### HOW TO COMPLETE THIS TASK
Find the word "income" in the listing below. Copy every line that has it.

### SOURCE INFORMATION
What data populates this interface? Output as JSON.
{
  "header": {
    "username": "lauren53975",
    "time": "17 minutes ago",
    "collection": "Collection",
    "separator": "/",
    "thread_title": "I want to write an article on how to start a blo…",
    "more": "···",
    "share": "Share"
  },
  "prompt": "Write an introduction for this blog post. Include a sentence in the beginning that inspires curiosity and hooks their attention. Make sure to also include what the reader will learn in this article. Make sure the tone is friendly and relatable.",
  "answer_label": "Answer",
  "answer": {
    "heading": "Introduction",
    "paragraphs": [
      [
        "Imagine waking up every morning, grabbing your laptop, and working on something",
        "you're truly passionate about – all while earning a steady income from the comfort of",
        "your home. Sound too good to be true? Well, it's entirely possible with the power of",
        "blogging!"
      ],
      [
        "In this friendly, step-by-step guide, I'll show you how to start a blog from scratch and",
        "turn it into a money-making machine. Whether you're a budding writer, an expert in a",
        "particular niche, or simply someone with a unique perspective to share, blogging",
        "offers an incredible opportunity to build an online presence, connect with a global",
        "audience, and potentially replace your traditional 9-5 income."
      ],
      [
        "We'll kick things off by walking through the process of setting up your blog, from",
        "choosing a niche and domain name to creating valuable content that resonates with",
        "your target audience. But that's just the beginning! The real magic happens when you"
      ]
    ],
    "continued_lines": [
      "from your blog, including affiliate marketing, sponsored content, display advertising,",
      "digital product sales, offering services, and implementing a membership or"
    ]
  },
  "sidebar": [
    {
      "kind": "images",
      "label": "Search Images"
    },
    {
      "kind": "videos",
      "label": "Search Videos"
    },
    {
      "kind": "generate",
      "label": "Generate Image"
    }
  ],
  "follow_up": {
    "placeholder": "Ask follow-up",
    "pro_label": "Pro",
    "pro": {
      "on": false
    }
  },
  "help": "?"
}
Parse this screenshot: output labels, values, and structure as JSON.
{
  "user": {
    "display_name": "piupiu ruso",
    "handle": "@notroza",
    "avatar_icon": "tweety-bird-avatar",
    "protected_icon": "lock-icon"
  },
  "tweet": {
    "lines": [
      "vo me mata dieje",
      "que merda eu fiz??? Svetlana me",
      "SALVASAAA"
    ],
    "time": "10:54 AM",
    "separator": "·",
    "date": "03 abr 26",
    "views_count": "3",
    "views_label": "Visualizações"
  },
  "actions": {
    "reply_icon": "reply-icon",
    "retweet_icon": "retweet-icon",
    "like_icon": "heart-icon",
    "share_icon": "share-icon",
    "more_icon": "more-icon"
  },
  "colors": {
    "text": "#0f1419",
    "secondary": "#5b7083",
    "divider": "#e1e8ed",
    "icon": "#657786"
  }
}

### TASK RESULT
        "you're truly passionate about – all while earning a steady income from the comfort of",
        "audience, and potentially replace your traditional 9-5 income."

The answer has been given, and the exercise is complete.